Wars are becoming less frequent (so don't believe the doomsayers)
In their recent article, Harrison and Wolf claim that interstate `[w]ars are becoming
more frequent'. This is an alarming claim deserving serious attention. It is also a highly surprising claim, since recent conflict research tends to find the opposite: the incidence of violent conflict is declining.
We argue that Harrison and Wolf's claim is incorrect. We first show empirically that interstate wars are in fact becoming less frequent. Moreover, we show that other data on tensions between states below war, such as the Interstate Crises Behavior data, also suggest a decline in conflict between states. We then detail how Harrison and Wolf's analysis is misleading, highlighting how their findings primarily arise as a likely artefact of their uncritical use of the Militarized Interstate Disputes (MIDs) data, and explaining why MIDs cannot and should not be interpreted as `wars'.
Given that Harrison and Wolf's basic premise is wrong, and wars are not becoming more frequent, we should be sceptical of their conclusions.
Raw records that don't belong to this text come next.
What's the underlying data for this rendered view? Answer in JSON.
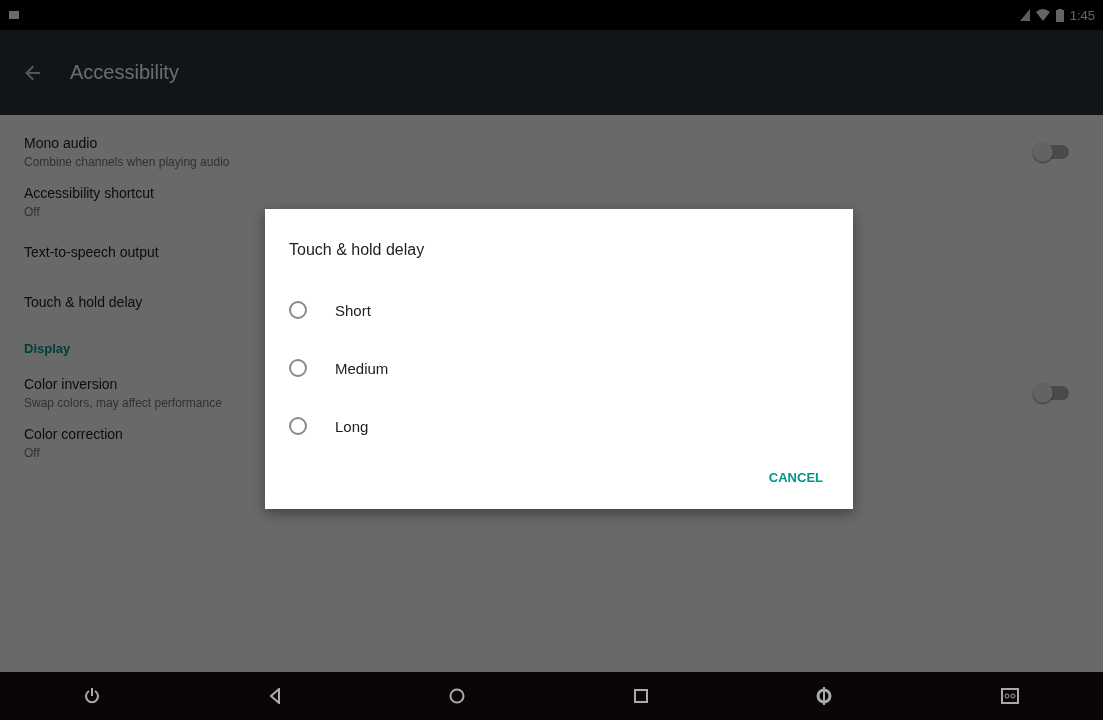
{
  "status_bar": {
    "time": "1:45"
  },
  "toolbar": {
    "title": "Accessibility"
  },
  "settings": [
    {
      "kind": "switch",
      "title": "Mono audio",
      "summary": "Combine channels when playing audio",
      "on": false
    },
    {
      "kind": "item",
      "title": "Accessibility shortcut",
      "summary": "Off"
    },
    {
      "kind": "item",
      "title": "Text-to-speech output"
    },
    {
      "kind": "item",
      "title": "Touch & hold delay"
    },
    {
      "kind": "header",
      "title": "Display"
    },
    {
      "kind": "switch",
      "title": "Color inversion",
      "summary": "Swap colors, may affect performance",
      "on": false
    },
    {
      "kind": "item",
      "title": "Color correction",
      "summary": "Off"
    }
  ],
  "dialog": {
    "title": "Touch & hold delay",
    "options": [
      {
        "label": "Short",
        "selected": false
      },
      {
        "label": "Medium",
        "selected": false
      },
      {
        "label": "Long",
        "selected": false
      }
    ],
    "button": "CANCEL"
  }
}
We revisit their suggested explanations for why wars may become more frequent in light of what we know about long-term trends in warfare and research on interstate war.
The full article is available as: Gleditsch, Kristian Skrede and Steve Pickering (2014), ``Wars are becoming less frequent: a response to Harrison and Wolf'', The Economic History Review 67(1): 214--230. doi: 10.1111/1468-0289.12002